Knowing the price of our dive and photos was going towards their conservation and preservation did encourage me that I was doing the right thing, despite the fact it was more than a weeks' wages for me. (I heard my wallet scream, but it's done that a lot while travelling and I've learned to ignore it. Haha.)
After walking round the aquarium and watching a safety video about how not to die while scuba diving, we got kitted up in four layers of clothing ready for the chilly shark-infested waters.
Plunging in head first, we didn't have to wait long until the first shark came to say hello. Then, as we moved around the water and into the larger part of Shark Harbour, we were greeted by more of our new fintastic friends. (Geddit? Fintastic? Never mind).
We stood still and waited for them all to swim over our heads, quietly and peacefully floating in the water and watching as they came up to see who these strange creatures with oxygen tanks and colourful goggles were. (Mine are blue and Micka's are red, just so you know who we are in the pictures).
When they came close we could clearly see their sharp teeth and staring eyes. But once you get this close, any fear melts away and you realise they are just like a puppy sniffing at your legs - they just want to see who you are and what you're about.
I could have happily bobbed in the water all day, watching them swim over and around us, if it wasn't for the fact the water was FREEZING. (It was winter though and the aquarium's water temperature is the same as the sea.

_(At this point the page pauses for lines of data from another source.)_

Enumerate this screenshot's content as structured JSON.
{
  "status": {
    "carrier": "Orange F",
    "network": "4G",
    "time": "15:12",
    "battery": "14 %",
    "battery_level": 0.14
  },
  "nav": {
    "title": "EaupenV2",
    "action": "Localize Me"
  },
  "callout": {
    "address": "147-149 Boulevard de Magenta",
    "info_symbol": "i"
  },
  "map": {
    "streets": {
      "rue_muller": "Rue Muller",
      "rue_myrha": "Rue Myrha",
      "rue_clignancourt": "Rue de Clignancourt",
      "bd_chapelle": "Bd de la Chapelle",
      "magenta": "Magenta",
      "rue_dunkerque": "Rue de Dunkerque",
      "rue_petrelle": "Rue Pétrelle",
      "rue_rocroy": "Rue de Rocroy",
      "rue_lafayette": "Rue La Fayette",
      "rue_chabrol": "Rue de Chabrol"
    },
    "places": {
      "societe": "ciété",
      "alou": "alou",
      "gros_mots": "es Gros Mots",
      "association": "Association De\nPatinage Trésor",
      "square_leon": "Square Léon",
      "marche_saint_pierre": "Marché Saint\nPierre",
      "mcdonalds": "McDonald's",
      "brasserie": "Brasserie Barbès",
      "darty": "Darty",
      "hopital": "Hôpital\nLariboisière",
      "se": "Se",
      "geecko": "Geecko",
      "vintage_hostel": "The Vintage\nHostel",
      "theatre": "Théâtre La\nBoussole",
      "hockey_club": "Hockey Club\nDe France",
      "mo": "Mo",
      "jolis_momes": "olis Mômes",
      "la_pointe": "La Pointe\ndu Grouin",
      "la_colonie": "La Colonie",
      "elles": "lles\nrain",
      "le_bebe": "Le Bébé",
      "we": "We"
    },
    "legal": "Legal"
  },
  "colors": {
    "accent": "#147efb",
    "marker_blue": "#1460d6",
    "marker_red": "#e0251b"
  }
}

So if you like warm, go in summer).
So sadly, the swim had to end sooner or later, and it wasn't long before we headed back.
As we were leaving the tank, two friendly turtles swam up to us to say hello.
Meeting the sharks, turtles, stringrays and other friendly faces of Shark Harbour was an amazing experience and I'm so glad I got to do it.
Afterwards, we watched the Little Penguins show and walked round more of the aquarium before it was time to head to our second destination of the day - the Lindt Cafe in Martin Place, Sydney CBD.
Sadly the cafe is now more famous for the hostage siege in December than it is for amazing chocolate, but it is great to see so many customers haven't been put off by the terrible events of last year.
We decided to totally indulge and I opted for a hot chocolate followed by a chocolate cake with a side of vanilla ice cream. Lots of "mmmmms" came from our table as we were the quietest we've been for a long time.
The perfect end to an amazing day - and I can now say I've officially done everything I wanted to do in Australia. Perfect timing, as I leave for New Zealand in just two weeks.
Where more adventures await....